By Bob Stodola
Many of the participants in the Learning Centers have learned skills that they would like to use to start a business, but do not have the funds or businessknowledge. The Opening Doors project is intended to give business training plus a small amount of funds to enable them to start a business enterprise. Each participant is expected to repay the loan so that others could be given the same opportunities in the future. 2009, 54 women and 4 men received training and enrolled in the project to begin or make improvements to their businesses. Some of the businesses they invested on were: commercialization of plastic products, clothing, cosmetics and fruits, provide car rental, chair rental, sewing business, establishment of a beauty salon and bookstore, hand crafts making, sale of natural products, book sale, embroidery, bakery, sale of bedding clothes, basic medicine, vegetables, tortilla making, buffet, fruit, CDs and DVD sale, mini bar, drawing classes, perfume sale, sale of school supplies, sale of phone cards and jewelry commercialization. Most of the borrowers did great in their businesses and have paid back their loans. These loans have indeed made a difference in the lives of their families and have allowed them to grow and to have a better financial situation at home.
Below there are a few examples of true stories from some of the people who got loans.
“…when I received the loan from compañeros, I had just given birth to my fifth child. I’m known around the village for making tortillas…” (at this point, all the women in the room voiced their agreement) “…so I decided to use the loan to buy ingredients to make and sell tortillas. I saved the profit I made, and bought an industrial oven, to make even more tortillas. Now, myself, my mother-in-law, and my five children can survive, and eat every day” - Ana Antonia
“Like, Ana Antonia, I am a mother. When I received the loan, I used it to purchase clothes in Managua, (since they are more expensive in Boaco) and sold them in Las Lagunas. I am able to extend credit to other villagers so that they can purchase clothes, and now, myself and all my children have clothes.”
“I used the loan I received to expand my pharmacy. Before I received the loan, I was only able to purchase and sell 15 types of medication. Now that I received the loan, I am able to purchase more than thirty types of medication, at a lower price from an NGO in Managua. I can then charge the villagers lower prices as well. We've expanded to include a program for those with Asthma, and I participate in further medical training every two months. I am also a midwife, and train other midwives. I also give free shots to those who purchase medication that needs to be injected, from my pharmacy.” -Maria
In 2010, W/NP provided projects to 7 Learning Centers, where they can invest in an already established business or create a new one. In November of 2011, 55 women and 5 men from the following eight Learning Centers received business training by the WNP accountant and participated in the program:

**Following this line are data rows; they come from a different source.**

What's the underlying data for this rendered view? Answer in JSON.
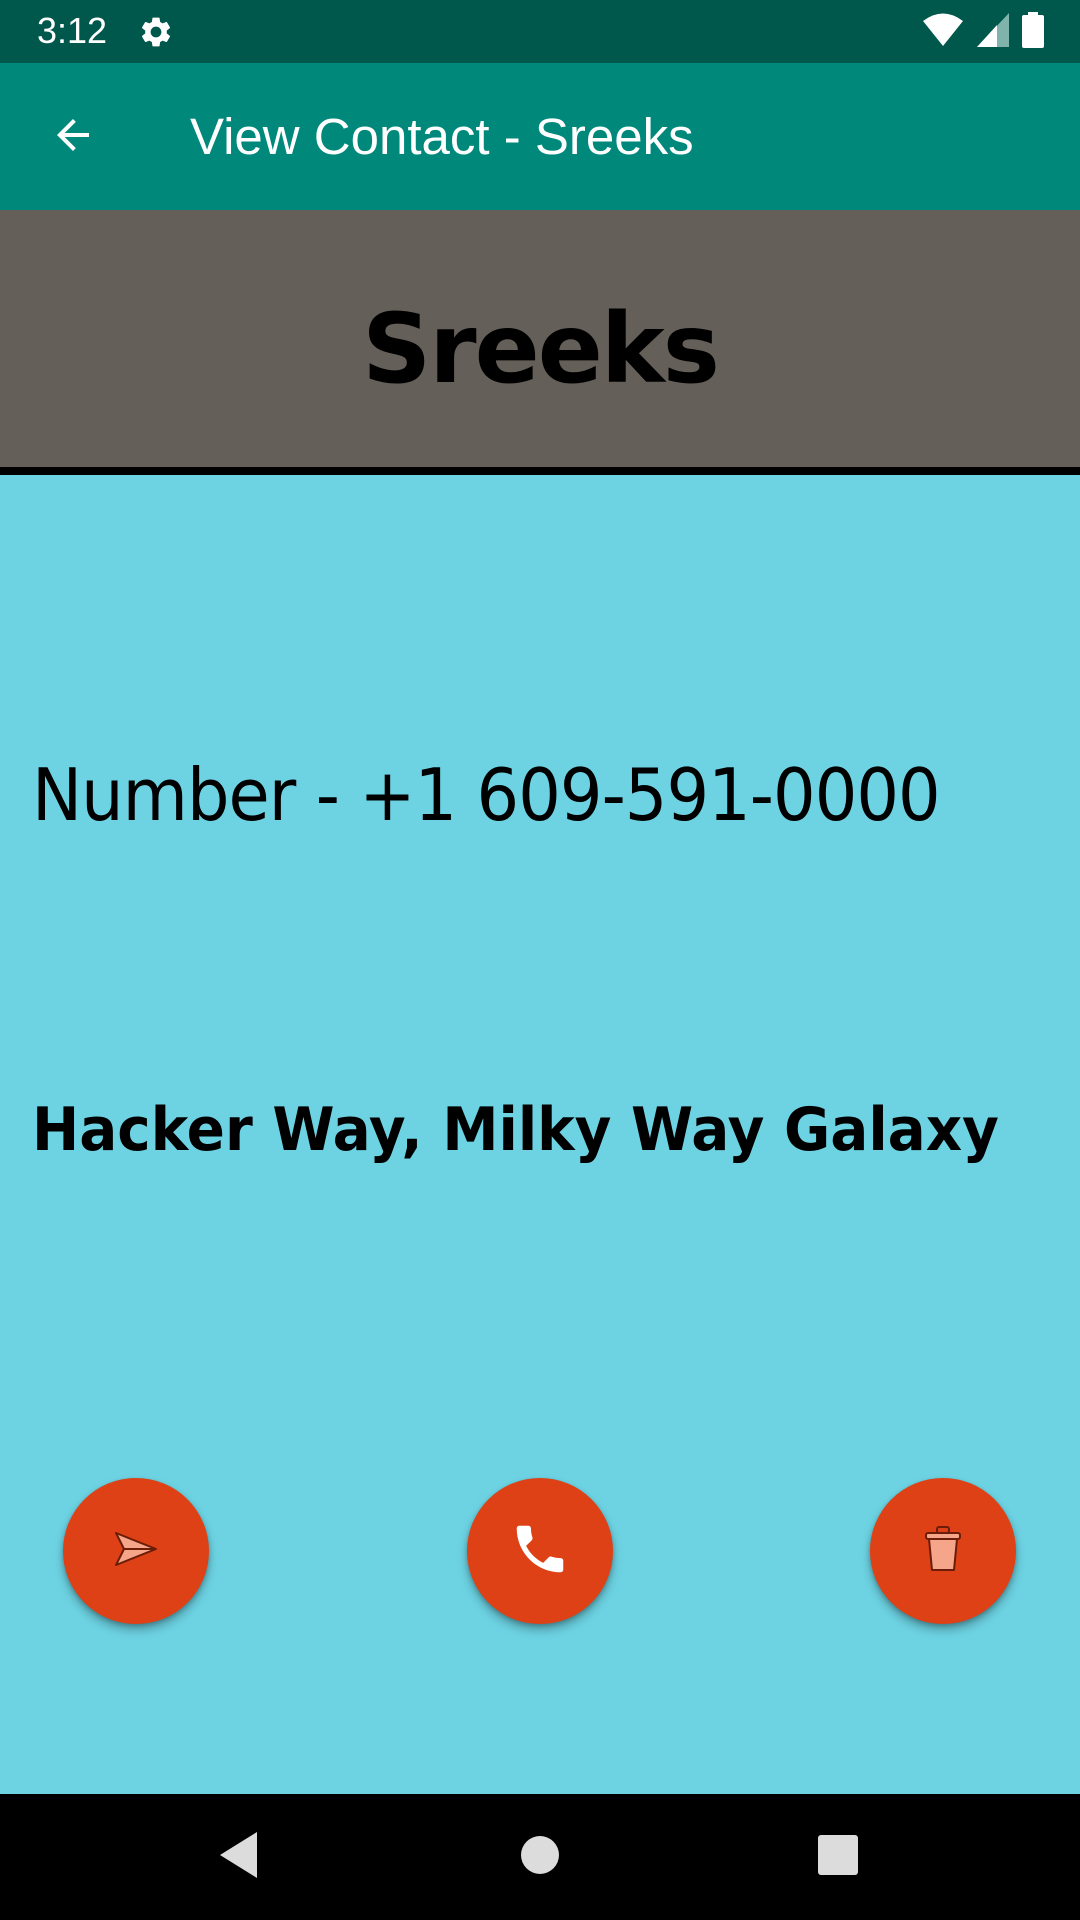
{
  "status_bar": {
    "time": "3:12",
    "icons": [
      "settings-icon",
      "wifi-icon",
      "cellular-signal-icon",
      "battery-icon"
    ],
    "background": "#00574b"
  },
  "app_bar": {
    "title": "View Contact - Sreeks",
    "back_icon": "arrow-back-icon",
    "background": "#00897b"
  },
  "contact": {
    "name": "Sreeks",
    "number_line": "Number - +1 609-591-0000",
    "address": "Hacker Way, Milky Way Galaxy",
    "header_background": "#655f59",
    "body_background": "#6dd3e3"
  },
  "actions": [
    {
      "name": "send-message",
      "icon": "send-icon"
    },
    {
      "name": "call",
      "icon": "phone-icon"
    },
    {
      "name": "delete",
      "icon": "trash-icon"
    }
  ],
  "fab_color": "#dd4115",
  "nav_bar": {
    "buttons": [
      "back-triangle-icon",
      "home-circle-icon",
      "recents-square-icon"
    ]
  }
}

- Centro Solidaridad y Amistad, Las Lagunas/Boaco
- Centro de Aprendizaje Buenos Aires
- Centro de Aprendizaje Paraiso del Ticuantepe/Managua
- Centro de Aprendizaje Brazos de Amor/Managua
- Centro de Aprendizaje Gracias a Dios/ Managua
- Centro de Aprendizaje San Gabriel/ Valle Los Aburtos Managua
- Centro de Aprendizaje Manos Solidarias/ Rosita Mine, RAAN – North Coast
- Centro de Aprendizaje El Piñuelar/ León
Some of the businesses they will invest in include: Clothing & shoe sale, sewing (garment construction), jewelry and hand crafts, bakery, cosmetic sale, food sale, medicine sale (this person is authorized by MINSA to seel certain medications in the community), piñata making and tamales, mini store, beauty, vegetables & fruit sale, groceries, sale of dairy products, and food for cows.
Click here for follow-up stories (attachment Personal Stories)
Click here to view the Opening Doors Project PDF.